Like other modern militaries, the Israeli Air Force routinely conducts long-range training missions, sharpening navigation and air refueling skills that would be needed for a strike against a distant target like Iran.
However, the IAF doesn't always publicize such efforts. For starters, such missions occur on a regular basis, and the Israelis don't see a need to publicize routine training. There's also the matter of operational security; no reason to give your enemies any "free" information.
That's why it was a bit surprising that the Israelis announced a recent long-range training mission in Greece. According to Haaretz, IAF "fighter squadrons" took part in an exercise with Hellenic air and ground units earlier this week. The Israeli Air Force even posted pictures of the event on its website, though the location was not disclosed. Still, it didn't take much effort for the Israeli and Greek media to discover where the IAF was training, and what the drill was aimed at replicating--a mission against Iran:
"Israeli Air Force fighter squadrons have carried out exercises testing their capability to conduct missions at long ranges from base, the Israeli military said Thursday. The drills included air-to-air refueling and dogfights against foreign combat planes.
A report on New Greek TV last Friday, citing the Hellenic Air Force, said the Greek air force took part in the exercises "under a joint military cooperation program."
The drill, with the participation of Israeli F-15s and F-16s and Greek aircraft and naval units, will be carried out in the western Peloponnese and the Myrtoon Pelagos on October 8-9, the report said.
Obviously, the drill sent a not-so-subtle signal to Iran, which recently reaffirmed its "right" to enrich uranium. During his recent speech at the U.N., Israeli Prime Minister Benjamin Netanyahu warned that the "softer" rhetoric of Iran's new leader, Hasan Rouhani is nothing more than a trick, aimed at persuading the west to remove sanctions against Tehran.
Not too many years ago, Israel conducted this type of training in Turkey. But with the rise of Islamists in Ankara, the IAF has found a new partner in Greece. Flying north across the Mediterranean not only gives the Israelis a chance to rehearse long-range missions, they can also train against a NATO air force, operating fourth generation fighters.

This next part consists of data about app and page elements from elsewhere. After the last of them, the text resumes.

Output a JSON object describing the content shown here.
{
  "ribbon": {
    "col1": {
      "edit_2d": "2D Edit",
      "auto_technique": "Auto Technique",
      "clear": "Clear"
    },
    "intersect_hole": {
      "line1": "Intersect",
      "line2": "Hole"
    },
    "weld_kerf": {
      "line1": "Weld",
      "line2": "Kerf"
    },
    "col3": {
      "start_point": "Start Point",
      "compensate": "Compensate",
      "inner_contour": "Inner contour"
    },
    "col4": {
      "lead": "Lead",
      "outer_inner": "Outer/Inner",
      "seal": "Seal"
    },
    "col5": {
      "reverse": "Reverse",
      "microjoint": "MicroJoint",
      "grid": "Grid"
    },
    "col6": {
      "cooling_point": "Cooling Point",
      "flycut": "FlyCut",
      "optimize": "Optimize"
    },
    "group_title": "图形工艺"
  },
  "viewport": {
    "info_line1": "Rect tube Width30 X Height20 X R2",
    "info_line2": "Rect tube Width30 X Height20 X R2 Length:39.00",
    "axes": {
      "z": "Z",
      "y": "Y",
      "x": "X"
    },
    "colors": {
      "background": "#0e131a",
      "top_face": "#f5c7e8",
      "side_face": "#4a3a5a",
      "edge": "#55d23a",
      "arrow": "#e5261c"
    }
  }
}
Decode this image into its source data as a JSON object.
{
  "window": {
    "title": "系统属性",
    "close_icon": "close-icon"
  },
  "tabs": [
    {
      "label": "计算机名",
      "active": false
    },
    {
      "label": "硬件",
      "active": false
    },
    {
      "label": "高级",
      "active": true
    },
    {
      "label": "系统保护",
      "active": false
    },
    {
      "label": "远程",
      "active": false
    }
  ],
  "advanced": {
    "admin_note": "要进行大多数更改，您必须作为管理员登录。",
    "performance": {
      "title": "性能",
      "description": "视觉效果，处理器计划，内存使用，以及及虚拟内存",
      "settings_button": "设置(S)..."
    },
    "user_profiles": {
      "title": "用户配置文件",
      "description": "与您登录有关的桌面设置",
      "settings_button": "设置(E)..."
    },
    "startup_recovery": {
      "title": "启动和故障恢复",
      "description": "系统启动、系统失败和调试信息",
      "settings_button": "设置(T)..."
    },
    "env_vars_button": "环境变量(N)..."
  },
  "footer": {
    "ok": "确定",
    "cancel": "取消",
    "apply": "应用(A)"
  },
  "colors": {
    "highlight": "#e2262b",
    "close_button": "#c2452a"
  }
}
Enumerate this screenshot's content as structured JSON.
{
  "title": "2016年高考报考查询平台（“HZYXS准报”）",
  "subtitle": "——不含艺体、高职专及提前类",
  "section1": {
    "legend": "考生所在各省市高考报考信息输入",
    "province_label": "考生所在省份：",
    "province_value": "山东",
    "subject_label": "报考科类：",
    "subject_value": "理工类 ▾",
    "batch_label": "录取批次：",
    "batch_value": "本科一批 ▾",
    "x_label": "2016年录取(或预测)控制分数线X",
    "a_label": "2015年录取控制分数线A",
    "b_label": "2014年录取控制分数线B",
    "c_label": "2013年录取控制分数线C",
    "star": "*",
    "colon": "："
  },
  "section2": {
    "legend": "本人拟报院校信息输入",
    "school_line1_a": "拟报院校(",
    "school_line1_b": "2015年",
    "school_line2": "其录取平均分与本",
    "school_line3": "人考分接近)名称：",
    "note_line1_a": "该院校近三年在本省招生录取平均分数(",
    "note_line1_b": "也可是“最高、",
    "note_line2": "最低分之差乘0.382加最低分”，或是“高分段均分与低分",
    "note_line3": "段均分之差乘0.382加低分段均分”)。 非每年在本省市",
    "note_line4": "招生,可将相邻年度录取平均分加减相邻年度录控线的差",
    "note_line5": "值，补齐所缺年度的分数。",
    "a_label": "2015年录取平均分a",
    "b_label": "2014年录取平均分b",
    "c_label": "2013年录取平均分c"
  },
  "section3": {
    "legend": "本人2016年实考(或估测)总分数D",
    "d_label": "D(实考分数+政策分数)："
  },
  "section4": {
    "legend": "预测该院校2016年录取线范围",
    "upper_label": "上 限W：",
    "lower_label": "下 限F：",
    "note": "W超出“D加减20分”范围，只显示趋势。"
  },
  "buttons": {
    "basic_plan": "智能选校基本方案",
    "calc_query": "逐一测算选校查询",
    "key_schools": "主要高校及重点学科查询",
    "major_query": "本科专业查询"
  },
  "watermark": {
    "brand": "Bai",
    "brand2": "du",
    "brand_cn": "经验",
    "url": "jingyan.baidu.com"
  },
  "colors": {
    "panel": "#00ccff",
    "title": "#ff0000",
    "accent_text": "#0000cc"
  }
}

But training in Greece offers one more attraction. The Greeks operate the advanced, Russian-made S-300 SAM system, acquired from their Cypriot brethren. And while Moscow has never made good on expected S-300 sales to Iran and Syria, the system will likely show up sooner or later in one--or both--countries. As part of their drills, it's a fair bet that IAF pilots flew against the S-300, allowing them to further refine tactics that would be used when they face those missiles in Syria, or Iran.